### [What to produce]
What this exercise calls for is an exact copy of the data.

### [Stored data]

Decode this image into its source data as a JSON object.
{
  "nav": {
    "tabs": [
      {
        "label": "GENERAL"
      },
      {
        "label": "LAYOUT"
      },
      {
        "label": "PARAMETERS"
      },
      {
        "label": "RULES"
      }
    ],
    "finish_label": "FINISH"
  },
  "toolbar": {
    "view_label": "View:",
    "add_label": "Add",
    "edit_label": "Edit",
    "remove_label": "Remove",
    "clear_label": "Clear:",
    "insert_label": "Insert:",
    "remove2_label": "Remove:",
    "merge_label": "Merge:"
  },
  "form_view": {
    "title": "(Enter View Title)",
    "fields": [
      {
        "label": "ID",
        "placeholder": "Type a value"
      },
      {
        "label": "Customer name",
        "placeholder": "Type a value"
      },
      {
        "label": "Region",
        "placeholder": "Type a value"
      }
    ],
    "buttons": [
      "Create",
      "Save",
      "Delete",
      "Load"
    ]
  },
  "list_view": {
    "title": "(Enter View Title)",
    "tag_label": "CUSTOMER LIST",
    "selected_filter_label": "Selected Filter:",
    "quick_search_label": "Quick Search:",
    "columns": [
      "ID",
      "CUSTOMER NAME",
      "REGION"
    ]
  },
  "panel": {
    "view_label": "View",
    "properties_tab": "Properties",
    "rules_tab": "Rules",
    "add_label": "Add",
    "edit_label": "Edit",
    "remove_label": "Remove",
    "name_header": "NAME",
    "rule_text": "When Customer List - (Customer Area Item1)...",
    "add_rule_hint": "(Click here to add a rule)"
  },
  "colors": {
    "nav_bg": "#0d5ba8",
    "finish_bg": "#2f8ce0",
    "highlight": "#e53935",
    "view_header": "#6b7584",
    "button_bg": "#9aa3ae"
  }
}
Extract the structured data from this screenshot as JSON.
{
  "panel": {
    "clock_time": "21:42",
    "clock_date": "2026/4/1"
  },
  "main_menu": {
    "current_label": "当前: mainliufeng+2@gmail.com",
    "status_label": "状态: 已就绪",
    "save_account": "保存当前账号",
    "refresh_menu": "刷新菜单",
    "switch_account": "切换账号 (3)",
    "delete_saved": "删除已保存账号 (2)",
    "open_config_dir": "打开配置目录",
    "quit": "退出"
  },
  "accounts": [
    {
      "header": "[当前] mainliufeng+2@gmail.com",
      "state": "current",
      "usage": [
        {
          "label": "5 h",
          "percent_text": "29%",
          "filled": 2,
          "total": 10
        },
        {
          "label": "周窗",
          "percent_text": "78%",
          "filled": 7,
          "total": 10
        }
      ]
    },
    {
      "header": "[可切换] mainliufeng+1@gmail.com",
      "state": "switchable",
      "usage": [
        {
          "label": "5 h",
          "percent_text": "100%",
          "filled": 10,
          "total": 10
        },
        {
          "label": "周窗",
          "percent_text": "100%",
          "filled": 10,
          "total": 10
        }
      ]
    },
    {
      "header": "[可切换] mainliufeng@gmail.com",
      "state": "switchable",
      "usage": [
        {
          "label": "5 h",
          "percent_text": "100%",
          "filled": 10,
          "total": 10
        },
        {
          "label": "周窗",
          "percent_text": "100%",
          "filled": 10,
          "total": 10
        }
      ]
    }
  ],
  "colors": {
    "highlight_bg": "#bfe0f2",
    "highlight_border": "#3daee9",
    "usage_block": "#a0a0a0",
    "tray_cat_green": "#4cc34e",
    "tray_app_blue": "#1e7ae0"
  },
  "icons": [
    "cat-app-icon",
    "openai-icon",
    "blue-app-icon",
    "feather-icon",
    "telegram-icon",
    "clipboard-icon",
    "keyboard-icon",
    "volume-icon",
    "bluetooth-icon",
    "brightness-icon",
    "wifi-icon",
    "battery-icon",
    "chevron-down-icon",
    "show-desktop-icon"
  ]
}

### [Output of the exercise]
Decode this image into its source data as a JSON object.
{
  "nav": {
    "tabs": [
      {
        "label": "GENERAL"
      },
      {
        "label": "LAYOUT"
      },
      {
        "label": "PARAMETERS"
      },
      {
        "label": "RULES"
      }
    ],
    "finish_label": "FINISH"
  },
  "toolbar": {
    "view_label": "View:",
    "add_label": "Add",
    "edit_label": "Edit",
    "remove_label": "Remove",
    "clear_label": "Clear:",
    "insert_label": "Insert:",
    "remove2_label": "Remove:",
    "merge_label": "Merge:"
  },
  "form_view": {
    "title": "(Enter View Title)",
    "fields": [
      {
        "label": "ID",
        "placeholder": "Type a value"
      },
      {
        "label": "Customer name",
        "placeholder": "Type a value"
      },
      {
        "label": "Region",
        "placeholder": "Type a value"
      }
    ],
    "buttons": [
      "Create",
      "Save",
      "Delete",
      "Load"
    ]
  },
  "list_view": {
    "title": "(Enter View Title)",
    "tag_label": "CUSTOMER LIST",
    "selected_filter_label": "Selected Filter:",
    "quick_search_label": "Quick Search:",
    "columns": [
      "ID",
      "CUSTOMER NAME",
      "REGION"
    ]
  },
  "panel": {
    "view_label": "View",
    "properties_tab": "Properties",
    "rules_tab": "Rules",
    "add_label": "Add",
    "edit_label": "Edit",
    "remove_label": "Remove",
    "name_header": "NAME",
    "rule_text": "When Customer List - (Customer Area Item1)...",
    "add_rule_hint": "(Click here to add a rule)"
  },
  "colors": {
    "nav_bg": "#0d5ba8",
    "finish_bg": "#2f8ce0",
    "highlight": "#e53935",
    "view_header": "#6b7584",
    "button_bg": "#9aa3ae"
  }
}
Extract the structured data from this screenshot as JSON.
{
  "panel": {
    "clock_time": "21:42",
    "clock_date": "2026/4/1"
  },
  "main_menu": {
    "current_label": "当前: mainliufeng+2@gmail.com",
    "status_label": "状态: 已就绪",
    "save_account": "保存当前账号",
    "refresh_menu": "刷新菜单",
    "switch_account": "切换账号 (3)",
    "delete_saved": "删除已保存账号 (2)",
    "open_config_dir": "打开配置目录",
    "quit": "退出"
  },
  "accounts": [
    {
      "header": "[当前] mainliufeng+2@gmail.com",
      "state": "current",
      "usage": [
        {
          "label": "5 h",
          "percent_text": "29%",
          "filled": 2,
          "total": 10
        },
        {
          "label": "周窗",
          "percent_text": "78%",
          "filled": 7,
          "total": 10
        }
      ]
    },
    {
      "header": "[可切换] mainliufeng+1@gmail.com",
      "state": "switchable",
      "usage": [
        {
          "label": "5 h",
          "percent_text": "100%",
          "filled": 10,
          "total": 10
        },
        {
          "label": "周窗",
          "percent_text": "100%",
          "filled": 10,
          "total": 10
        }
      ]
    },
    {
      "header": "[可切换] mainliufeng@gmail.com",
      "state": "switchable",
      "usage": [
        {
          "label": "5 h",
          "percent_text": "100%",
          "filled": 10,
          "total": 10
        },
        {
          "label": "周窗",
          "percent_text": "100%",
          "filled": 10,
          "total": 10
        }
      ]
    }
  ],
  "colors": {
    "highlight_bg": "#bfe0f2",
    "highlight_border": "#3daee9",
    "usage_block": "#a0a0a0",
    "tray_cat_green": "#4cc34e",
    "tray_app_blue": "#1e7ae0"
  },
  "icons": [
    "cat-app-icon",
    "openai-icon",
    "blue-app-icon",
    "feather-icon",
    "telegram-icon",
    "clipboard-icon",
    "keyboard-icon",
    "volume-icon",
    "bluetooth-icon",
    "brightness-icon",
    "wifi-icon",
    "battery-icon",
    "chevron-down-icon",
    "show-desktop-icon"
  ]
}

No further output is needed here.